(Saved entries)
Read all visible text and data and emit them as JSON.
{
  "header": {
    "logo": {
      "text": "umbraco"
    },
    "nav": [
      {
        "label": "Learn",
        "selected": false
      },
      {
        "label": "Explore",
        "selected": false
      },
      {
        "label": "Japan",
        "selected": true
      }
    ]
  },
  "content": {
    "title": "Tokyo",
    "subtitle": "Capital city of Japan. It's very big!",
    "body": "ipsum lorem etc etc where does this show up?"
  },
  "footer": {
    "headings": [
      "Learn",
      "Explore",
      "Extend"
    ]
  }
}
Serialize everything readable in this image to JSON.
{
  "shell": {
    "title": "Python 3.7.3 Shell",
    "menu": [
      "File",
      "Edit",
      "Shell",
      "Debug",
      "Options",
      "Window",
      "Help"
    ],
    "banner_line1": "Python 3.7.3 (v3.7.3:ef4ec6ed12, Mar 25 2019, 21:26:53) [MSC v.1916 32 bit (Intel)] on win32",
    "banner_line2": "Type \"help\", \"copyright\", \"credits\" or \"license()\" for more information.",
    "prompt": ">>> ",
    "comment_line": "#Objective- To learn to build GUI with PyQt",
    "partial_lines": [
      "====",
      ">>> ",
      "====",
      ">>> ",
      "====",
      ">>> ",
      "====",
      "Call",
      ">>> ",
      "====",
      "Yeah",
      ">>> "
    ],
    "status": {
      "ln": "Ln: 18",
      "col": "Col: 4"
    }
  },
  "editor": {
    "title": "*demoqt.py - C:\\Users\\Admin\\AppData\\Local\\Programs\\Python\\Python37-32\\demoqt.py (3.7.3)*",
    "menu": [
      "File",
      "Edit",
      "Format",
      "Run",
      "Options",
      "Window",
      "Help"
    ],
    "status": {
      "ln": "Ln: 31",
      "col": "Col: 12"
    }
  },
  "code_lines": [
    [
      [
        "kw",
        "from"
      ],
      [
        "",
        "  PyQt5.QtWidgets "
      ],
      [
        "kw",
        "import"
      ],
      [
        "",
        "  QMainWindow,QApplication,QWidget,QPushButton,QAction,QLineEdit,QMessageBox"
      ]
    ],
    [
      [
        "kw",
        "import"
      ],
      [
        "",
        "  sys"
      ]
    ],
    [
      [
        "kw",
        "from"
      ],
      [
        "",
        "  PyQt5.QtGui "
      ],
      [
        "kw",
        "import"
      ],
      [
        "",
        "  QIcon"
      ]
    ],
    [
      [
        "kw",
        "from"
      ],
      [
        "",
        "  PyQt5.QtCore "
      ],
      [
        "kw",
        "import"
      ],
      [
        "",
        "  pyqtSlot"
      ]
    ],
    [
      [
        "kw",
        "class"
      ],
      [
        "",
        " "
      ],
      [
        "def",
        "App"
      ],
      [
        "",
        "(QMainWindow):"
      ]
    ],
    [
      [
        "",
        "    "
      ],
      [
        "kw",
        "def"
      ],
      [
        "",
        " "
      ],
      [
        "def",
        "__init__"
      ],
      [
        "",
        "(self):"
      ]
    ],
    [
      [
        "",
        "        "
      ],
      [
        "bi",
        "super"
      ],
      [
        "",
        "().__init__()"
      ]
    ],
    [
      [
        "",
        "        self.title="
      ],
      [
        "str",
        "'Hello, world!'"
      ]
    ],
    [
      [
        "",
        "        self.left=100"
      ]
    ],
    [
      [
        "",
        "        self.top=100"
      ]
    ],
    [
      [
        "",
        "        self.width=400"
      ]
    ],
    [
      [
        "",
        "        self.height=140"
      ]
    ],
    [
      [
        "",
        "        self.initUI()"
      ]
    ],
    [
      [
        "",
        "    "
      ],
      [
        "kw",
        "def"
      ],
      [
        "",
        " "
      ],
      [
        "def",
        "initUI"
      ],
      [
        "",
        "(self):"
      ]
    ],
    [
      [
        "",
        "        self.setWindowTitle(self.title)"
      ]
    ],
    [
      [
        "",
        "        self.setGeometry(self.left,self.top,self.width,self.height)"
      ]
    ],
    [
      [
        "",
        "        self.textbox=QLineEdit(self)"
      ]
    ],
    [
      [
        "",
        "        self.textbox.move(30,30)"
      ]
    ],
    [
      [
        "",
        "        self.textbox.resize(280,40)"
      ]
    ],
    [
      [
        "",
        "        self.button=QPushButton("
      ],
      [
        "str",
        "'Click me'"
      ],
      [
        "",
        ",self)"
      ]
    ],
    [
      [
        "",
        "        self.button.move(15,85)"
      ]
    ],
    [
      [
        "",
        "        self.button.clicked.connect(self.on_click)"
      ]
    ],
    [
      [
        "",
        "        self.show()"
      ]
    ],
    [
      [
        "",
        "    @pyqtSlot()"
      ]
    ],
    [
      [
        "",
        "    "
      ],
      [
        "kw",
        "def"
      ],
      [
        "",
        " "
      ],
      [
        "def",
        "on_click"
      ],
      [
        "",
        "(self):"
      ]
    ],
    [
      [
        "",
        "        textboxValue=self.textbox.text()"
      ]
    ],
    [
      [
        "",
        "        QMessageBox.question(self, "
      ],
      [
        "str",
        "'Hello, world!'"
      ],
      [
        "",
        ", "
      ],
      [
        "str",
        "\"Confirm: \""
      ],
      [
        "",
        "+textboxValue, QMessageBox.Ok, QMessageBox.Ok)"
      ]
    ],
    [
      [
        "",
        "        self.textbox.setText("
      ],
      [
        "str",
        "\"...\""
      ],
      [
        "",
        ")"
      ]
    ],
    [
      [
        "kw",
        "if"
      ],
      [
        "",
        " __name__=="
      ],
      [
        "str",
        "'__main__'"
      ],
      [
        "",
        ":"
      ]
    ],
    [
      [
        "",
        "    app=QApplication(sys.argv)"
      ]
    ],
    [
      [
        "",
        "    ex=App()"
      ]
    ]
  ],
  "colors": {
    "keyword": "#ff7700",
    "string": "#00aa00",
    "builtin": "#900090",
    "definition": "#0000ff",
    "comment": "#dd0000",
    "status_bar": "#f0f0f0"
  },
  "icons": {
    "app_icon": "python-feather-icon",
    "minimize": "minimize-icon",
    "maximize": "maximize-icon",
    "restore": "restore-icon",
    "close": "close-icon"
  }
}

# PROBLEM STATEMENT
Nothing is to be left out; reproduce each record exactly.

# OUTPUT FOR THIS EXERCISE
Read all visible text and data and emit them as JSON.
{
  "header": {
    "logo": {
      "text": "umbraco"
    },
    "nav": [
      {
        "label": "Learn",
        "selected": false
      },
      {
        "label": "Explore",
        "selected": false
      },
      {
        "label": "Japan",
        "selected": true
      }
    ]
  },
  "content": {
    "title": "Tokyo",
    "subtitle": "Capital city of Japan. It's very big!",
    "body": "ipsum lorem etc etc where does this show up?"
  },
  "footer": {
    "headings": [
      "Learn",
      "Explore",
      "Extend"
    ]
  }
}
Serialize everything readable in this image to JSON.
{
  "shell": {
    "title": "Python 3.7.3 Shell",
    "menu": [
      "File",
      "Edit",
      "Shell",
      "Debug",
      "Options",
      "Window",
      "Help"
    ],
    "banner_line1": "Python 3.7.3 (v3.7.3:ef4ec6ed12, Mar 25 2019, 21:26:53) [MSC v.1916 32 bit (Intel)] on win32",
    "banner_line2": "Type \"help\", \"copyright\", \"credits\" or \"license()\" for more information.",
    "prompt": ">>> ",
    "comment_line": "#Objective- To learn to build GUI with PyQt",
    "partial_lines": [
      "====",
      ">>> ",
      "====",
      ">>> ",
      "====",
      ">>> ",
      "====",
      "Call",
      ">>> ",
      "====",
      "Yeah",
      ">>> "
    ],
    "status": {
      "ln": "Ln: 18",
      "col": "Col: 4"
    }
  },
  "editor": {
    "title": "*demoqt.py - C:\\Users\\Admin\\AppData\\Local\\Programs\\Python\\Python37-32\\demoqt.py (3.7.3)*",
    "menu": [
      "File",
      "Edit",
      "Format",
      "Run",
      "Options",
      "Window",
      "Help"
    ],
    "status": {
      "ln": "Ln: 31",
      "col": "Col: 12"
    }
  },
  "code_lines": [
    [
      [
        "kw",
        "from"
      ],
      [
        "",
        "  PyQt5.QtWidgets "
      ],
      [
        "kw",
        "import"
      ],
      [
        "",
        "  QMainWindow,QApplication,QWidget,QPushButton,QAction,QLineEdit,QMessageBox"
      ]
    ],
    [
      [
        "kw",
        "import"
      ],
      [
        "",
        "  sys"
      ]
    ],
    [
      [
        "kw",
        "from"
      ],
      [
        "",
        "  PyQt5.QtGui "
      ],
      [
        "kw",
        "import"
      ],
      [
        "",
        "  QIcon"
      ]
    ],
    [
      [
        "kw",
        "from"
      ],
      [
        "",
        "  PyQt5.QtCore "
      ],
      [
        "kw",
        "import"
      ],
      [
        "",
        "  pyqtSlot"
      ]
    ],
    [
      [
        "kw",
        "class"
      ],
      [
        "",
        " "
      ],
      [
        "def",
        "App"
      ],
      [
        "",
        "(QMainWindow):"
      ]
    ],
    [
      [
        "",
        "    "
      ],
      [
        "kw",
        "def"
      ],
      [
        "",
        " "
      ],
      [
        "def",
        "__init__"
      ],
      [
        "",
        "(self):"
      ]
    ],
    [
      [
        "",
        "        "
      ],
      [
        "bi",
        "super"
      ],
      [
        "",
        "().__init__()"
      ]
    ],
    [
      [
        "",
        "        self.title="
      ],
      [
        "str",
        "'Hello, world!'"
      ]
    ],
    [
      [
        "",
        "        self.left=100"
      ]
    ],
    [
      [
        "",
        "        self.top=100"
      ]
    ],
    [
      [
        "",
        "        self.width=400"
      ]
    ],
    [
      [
        "",
        "        self.height=140"
      ]
    ],
    [
      [
        "",
        "        self.initUI()"
      ]
    ],
    [
      [
        "",
        "    "
      ],
      [
        "kw",
        "def"
      ],
      [
        "",
        " "
      ],
      [
        "def",
        "initUI"
      ],
      [
        "",
        "(self):"
      ]
    ],
    [
      [
        "",
        "        self.setWindowTitle(self.title)"
      ]
    ],
    [
      [
        "",
        "        self.setGeometry(self.left,self.top,self.width,self.height)"
      ]
    ],
    [
      [
        "",
        "        self.textbox=QLineEdit(self)"
      ]
    ],
    [
      [
        "",
        "        self.textbox.move(30,30)"
      ]
    ],
    [
      [
        "",
        "        self.textbox.resize(280,40)"
      ]
    ],
    [
      [
        "",
        "        self.button=QPushButton("
      ],
      [
        "str",
        "'Click me'"
      ],
      [
        "",
        ",self)"
      ]
    ],
    [
      [
        "",
        "        self.button.move(15,85)"
      ]
    ],
    [
      [
        "",
        "        self.button.clicked.connect(self.on_click)"
      ]
    ],
    [
      [
        "",
        "        self.show()"
      ]
    ],
    [
      [
        "",
        "    @pyqtSlot()"
      ]
    ],
    [
      [
        "",
        "    "
      ],
      [
        "kw",
        "def"
      ],
      [
        "",
        " "
      ],
      [
        "def",
        "on_click"
      ],
      [
        "",
        "(self):"
      ]
    ],
    [
      [
        "",
        "        textboxValue=self.textbox.text()"
      ]
    ],
    [
      [
        "",
        "        QMessageBox.question(self, "
      ],
      [
        "str",
        "'Hello, world!'"
      ],
      [
        "",
        ", "
      ],
      [
        "str",
        "\"Confirm: \""
      ],
      [
        "",
        "+textboxValue, QMessageBox.Ok, QMessageBox.Ok)"
      ]
    ],
    [
      [
        "",
        "        self.textbox.setText("
      ],
      [
        "str",
        "\"...\""
      ],
      [
        "",
        ")"
      ]
    ],
    [
      [
        "kw",
        "if"
      ],
      [
        "",
        " __name__=="
      ],
      [
        "str",
        "'__main__'"
      ],
      [
        "",
        ":"
      ]
    ],
    [
      [
        "",
        "    app=QApplication(sys.argv)"
      ]
    ],
    [
      [
        "",
        "    ex=App()"
      ]
    ]
  ],
  "colors": {
    "keyword": "#ff7700",
    "string": "#00aa00",
    "builtin": "#900090",
    "definition": "#0000ff",
    "comment": "#dd0000",
    "status_bar": "#f0f0f0"
  },
  "icons": {
    "app_icon": "python-feather-icon",
    "minimize": "minimize-icon",
    "maximize": "maximize-icon",
    "restore": "restore-icon",
    "close": "close-icon"
  }
}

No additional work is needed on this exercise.